The floor inspections industry is a young and growing profession. The current claims process was started by flooring manufacturers in an attempt to handle concerns in an unbiased, fair and accurate manner. What flooring manufacturers needed was a way to determine the cause, and whether the issue was related to the manufacturing, installation or maintenance process. Without accurate determination of cause it was impossible to correct any issues related to the manufacturing process, so the inspections industry was born.
Since its inception, there have been questions of accuracy and fairness. More often than not, installers and retailers have felt they were scapegoats because it appeared inspectors were looking for ancillary, unrelated issues in an attempt to deflect blame away from the manufacturer. In addition, there have been questions regarding inspector education, training, qualifications and report writing skills.
Adding fuel to the fire is unprofessional inspections. Some “claims services” even hire home inspectors with no formal floor covering inspection training. Certification programs have popped up all over the country, and these are oftentimes private businesses unaffiliated with any certifying body—and therefore uncontrolled and unaccountable. Most importantly, some inspectors fail to fervently pursue continuing education which is of the utmost importance when dealing with the ever-changing flooring industry.
One of the biggest reasons for the distrust is the fact that there are no industry requirements for the inspection or inspector.That is about to change. The IICRC is an ANSI-approved Standards Writing Body. A few years ago, a consensus body was assembled for the purpose of writing the ANSI S-220 Hard Surface Inspections Standard. That is now nearing completion; our goal is to present it for public review this fall/winter.

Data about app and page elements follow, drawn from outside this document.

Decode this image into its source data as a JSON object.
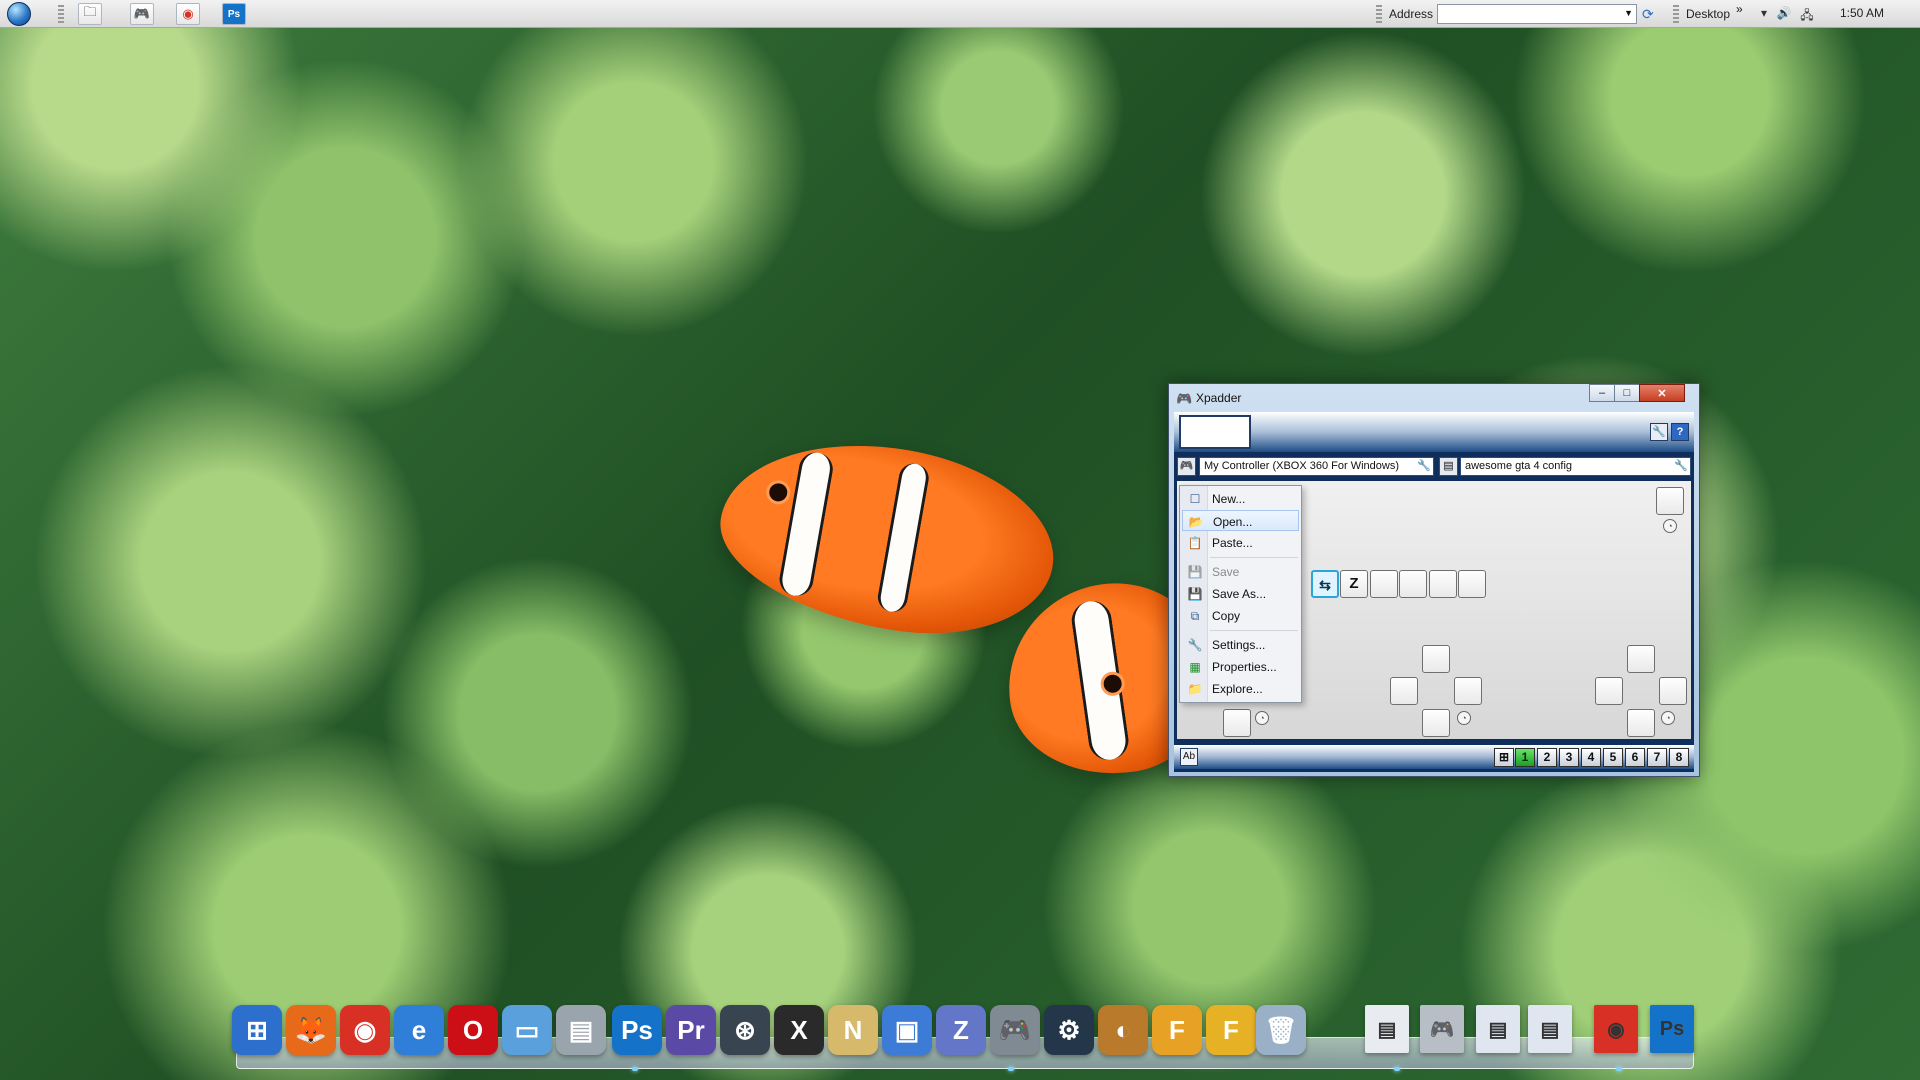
{
  "taskbar": {
    "quick_launch": [
      {
        "name": "folder-icon",
        "glyph": "🗀"
      },
      {
        "name": "gamepad-icon",
        "glyph": "🎮"
      },
      {
        "name": "chrome-icon",
        "glyph": "◉"
      },
      {
        "name": "photoshop-icon",
        "glyph": "Ps"
      }
    ],
    "address_label": "Address",
    "address_value": "",
    "desktop_label": "Desktop",
    "time": "1:50 AM"
  },
  "xpadder": {
    "title": "Xpadder",
    "controller_combo": "My Controller (XBOX 360 For Windows)",
    "profile_combo": "awesome gta 4 config",
    "keys": {
      "z_key": "Z",
      "highlighted": "⇆"
    },
    "sets": [
      {
        "label": "1",
        "active": true
      },
      {
        "label": "2",
        "active": false
      },
      {
        "label": "3",
        "active": false
      },
      {
        "label": "4",
        "active": false
      },
      {
        "label": "5",
        "active": false
      },
      {
        "label": "6",
        "active": false
      },
      {
        "label": "7",
        "active": false
      },
      {
        "label": "8",
        "active": false
      }
    ],
    "menu": {
      "items": [
        {
          "label": "New...",
          "icon": "new-icon",
          "glyph": "☐",
          "disabled": false,
          "hover": false
        },
        {
          "label": "Open...",
          "icon": "open-folder-icon",
          "glyph": "📂",
          "disabled": false,
          "hover": true
        },
        {
          "label": "Paste...",
          "icon": "paste-icon",
          "glyph": "📋",
          "disabled": false,
          "hover": false
        },
        {
          "label": "Save",
          "icon": "save-icon",
          "glyph": "💾",
          "disabled": true,
          "hover": false
        },
        {
          "label": "Save As...",
          "icon": "save-as-icon",
          "glyph": "💾",
          "disabled": false,
          "hover": false
        },
        {
          "label": "Copy",
          "icon": "copy-icon",
          "glyph": "⧉",
          "disabled": false,
          "hover": false
        },
        {
          "label": "Settings...",
          "icon": "wrench-icon",
          "glyph": "🔧",
          "disabled": false,
          "hover": false
        },
        {
          "label": "Properties...",
          "icon": "properties-icon",
          "glyph": "▦",
          "disabled": false,
          "hover": false
        },
        {
          "label": "Explore...",
          "icon": "explore-folder-icon",
          "glyph": "📁",
          "disabled": false,
          "hover": false
        }
      ]
    }
  },
  "dock": {
    "icons": [
      {
        "name": "windows-start-dock-icon",
        "label": "⊞",
        "color": "#2d6fcc"
      },
      {
        "name": "firefox-icon",
        "label": "🦊",
        "color": "#e66a1a"
      },
      {
        "name": "chrome-dock-icon",
        "label": "◉",
        "color": "#d93025"
      },
      {
        "name": "internet-explorer-icon",
        "label": "e",
        "color": "#2f7ed8"
      },
      {
        "name": "opera-icon",
        "label": "O",
        "color": "#cc0f16"
      },
      {
        "name": "folder-dock-icon",
        "label": "▭",
        "color": "#5aa0dc"
      },
      {
        "name": "drive-icon",
        "label": "▤",
        "color": "#9aa4ad"
      },
      {
        "name": "photoshop-dock-icon",
        "label": "Ps",
        "color": "#1473c9"
      },
      {
        "name": "premiere-icon",
        "label": "Pr",
        "color": "#5b4aa5"
      },
      {
        "name": "game-controller-dock-icon",
        "label": "⊛",
        "color": "#394451"
      },
      {
        "name": "xsplit-icon",
        "label": "X",
        "color": "#2a2a2a"
      },
      {
        "name": "notepad-icon",
        "label": "N",
        "color": "#d6b96a"
      },
      {
        "name": "monitor-icon",
        "label": "▣",
        "color": "#3c7bd6"
      },
      {
        "name": "zune-icon",
        "label": "Z",
        "color": "#6376c8"
      },
      {
        "name": "gamepad-dock-icon",
        "label": "🎮",
        "color": "#808a93"
      },
      {
        "name": "steam-icon",
        "label": "⚙",
        "color": "#23364a"
      },
      {
        "name": "media-icon",
        "label": "◐",
        "color": "#b97a2b"
      },
      {
        "name": "fl-studio-icon",
        "label": "F",
        "color": "#e7a125"
      },
      {
        "name": "fl-studio-alt-icon",
        "label": "F",
        "color": "#e7b125"
      },
      {
        "name": "recycle-bin-icon",
        "label": "🗑",
        "color": "#9ab0c6"
      },
      {
        "name": "window-thumb-icon",
        "label": "▤",
        "color": "#e8ebf0"
      },
      {
        "name": "gamepad-thumb-icon",
        "label": "🎮",
        "color": "#b8bec6"
      },
      {
        "name": "folder-thumb-icon",
        "label": "▤",
        "color": "#dfe6f0"
      },
      {
        "name": "folder-thumb-icon-2",
        "label": "▤",
        "color": "#dfe6f0"
      },
      {
        "name": "chrome-thumb-icon",
        "label": "◉",
        "color": "#d93025"
      },
      {
        "name": "photoshop-thumb-icon",
        "label": "Ps",
        "color": "#1473c9"
      }
    ]
  }
}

As a consensus body, we have set the lofty goal to raise both the top and bottom bar in the inspections industry. The S-220 standard will provide minimum standards for the inspection based on material and concern. It will cover the inspection of Hardwood, Laminate, Resilient, Stone, Ceramic, Adhesives, Underlayment, Subfloors and Subfloor Preparation. In addition there will be minimums for report writing, photographic documentation and more. Each floor covering chapter will provide the minimum observations, tests and measurements required to determine cause.
How does this help the flooring industry? Accountability. Commissioning parties such as manufacturers, installers, retailer, attorneys and insurance companies will be able to require that inspections be performed according to the S-220 standard. Materially invested parties will have a tool to determine if the inspection has met minimum industry standards and, if needed, documentation to dispute whether the inspector did their due diligence in reaching their conclusion.

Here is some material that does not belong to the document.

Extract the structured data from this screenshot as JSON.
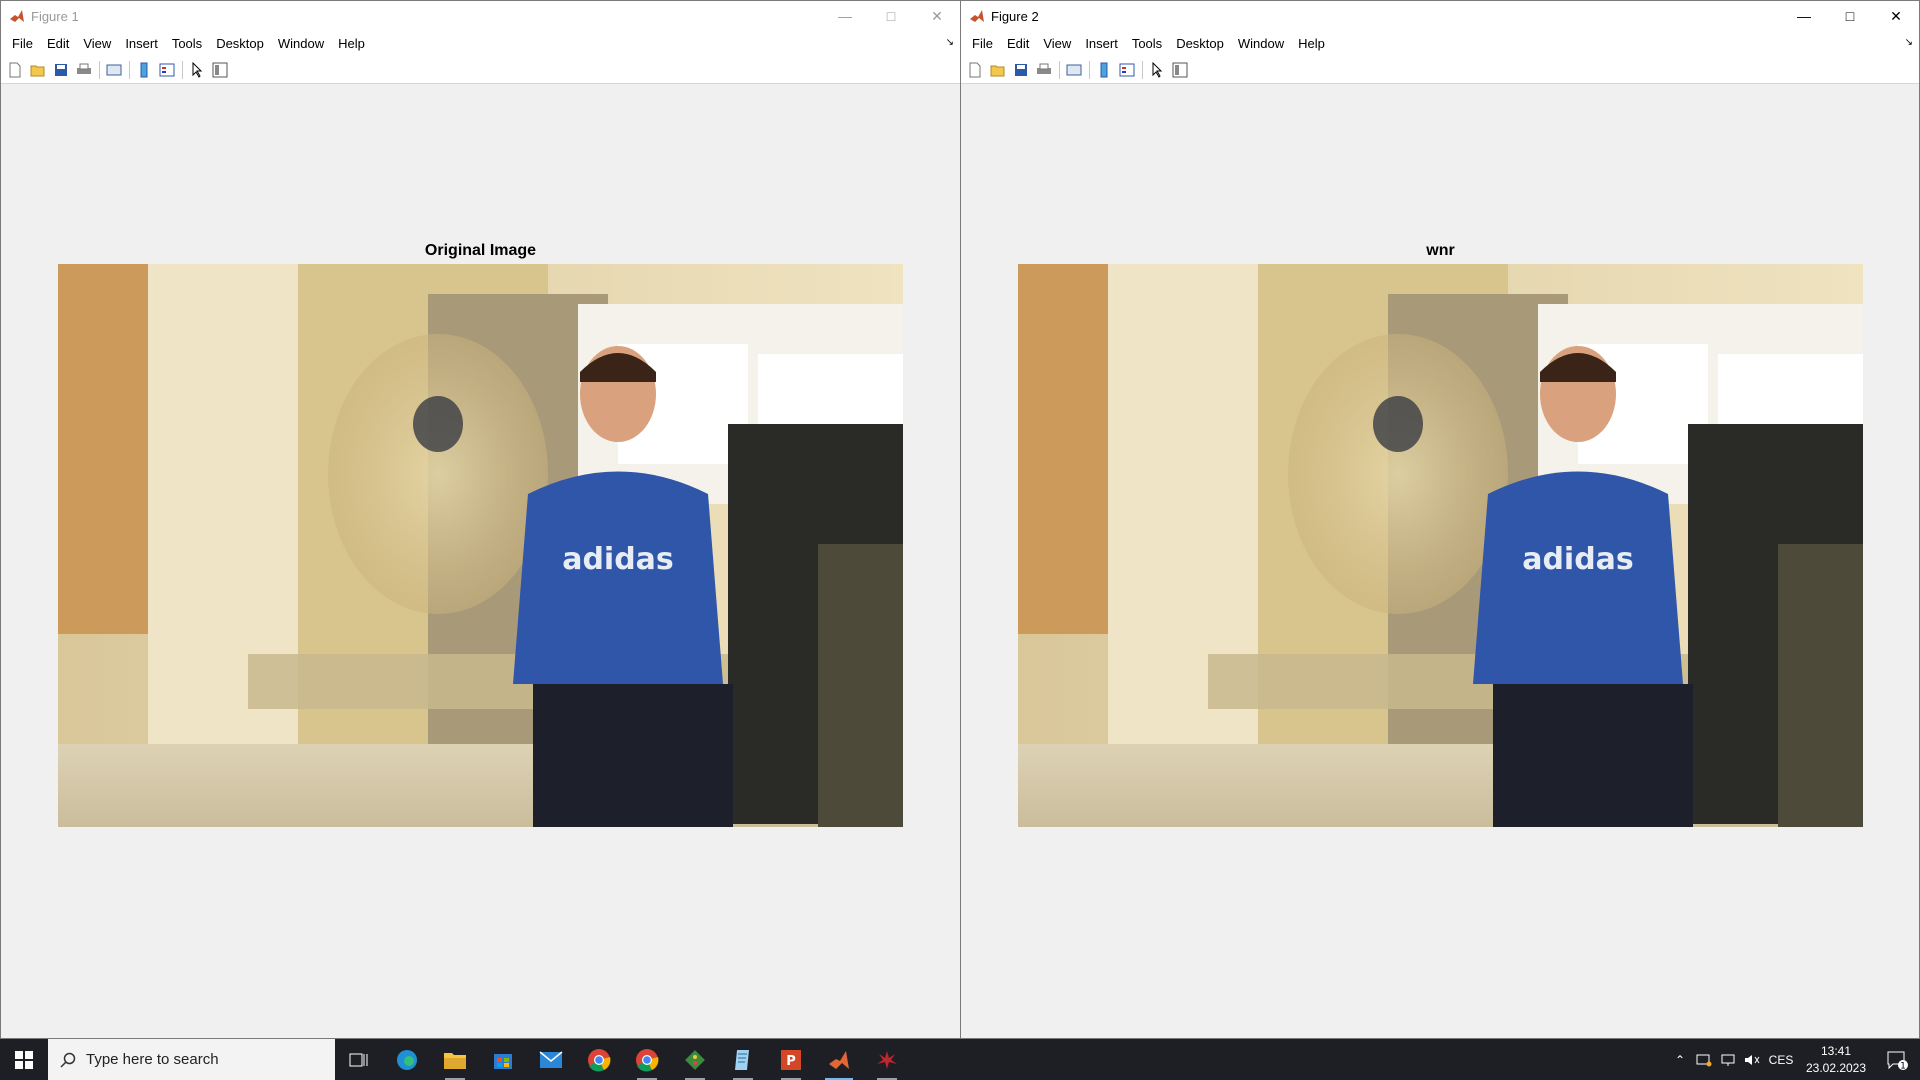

The inspections industry has worked very hard through the National Institute of Certified Floorcoverings Inspectors (NICFI) to raise the bar and make the best inspectors better. The problem is that while the best inspectors become even more qualified, the unqualified inspectors out there have no minimum requirements to meet. The S-220 will help continue to raise the top bar by improving education, but more importantly it will create minimum requirements for the most common flooring issues and make the inspector accountable for what process was used to reach their conclusion. Additionally, it will create a process for materially invested parties to dispute the inspection report in the cases where the inspector failed to meet industry standards.
Once the S-220 is published, the Wild West days of the inspection industry will be over. It will increase credibility of the professional inspector and expose the imposters (or at least force them to meet industry standards). It will also create a process in which those interested in becoming inspectors can determine which inspection certification meets the standard. Most of all, it will spell out minimum requirements, which translates to accountability for the inspector and a more transparent flooring industry overall.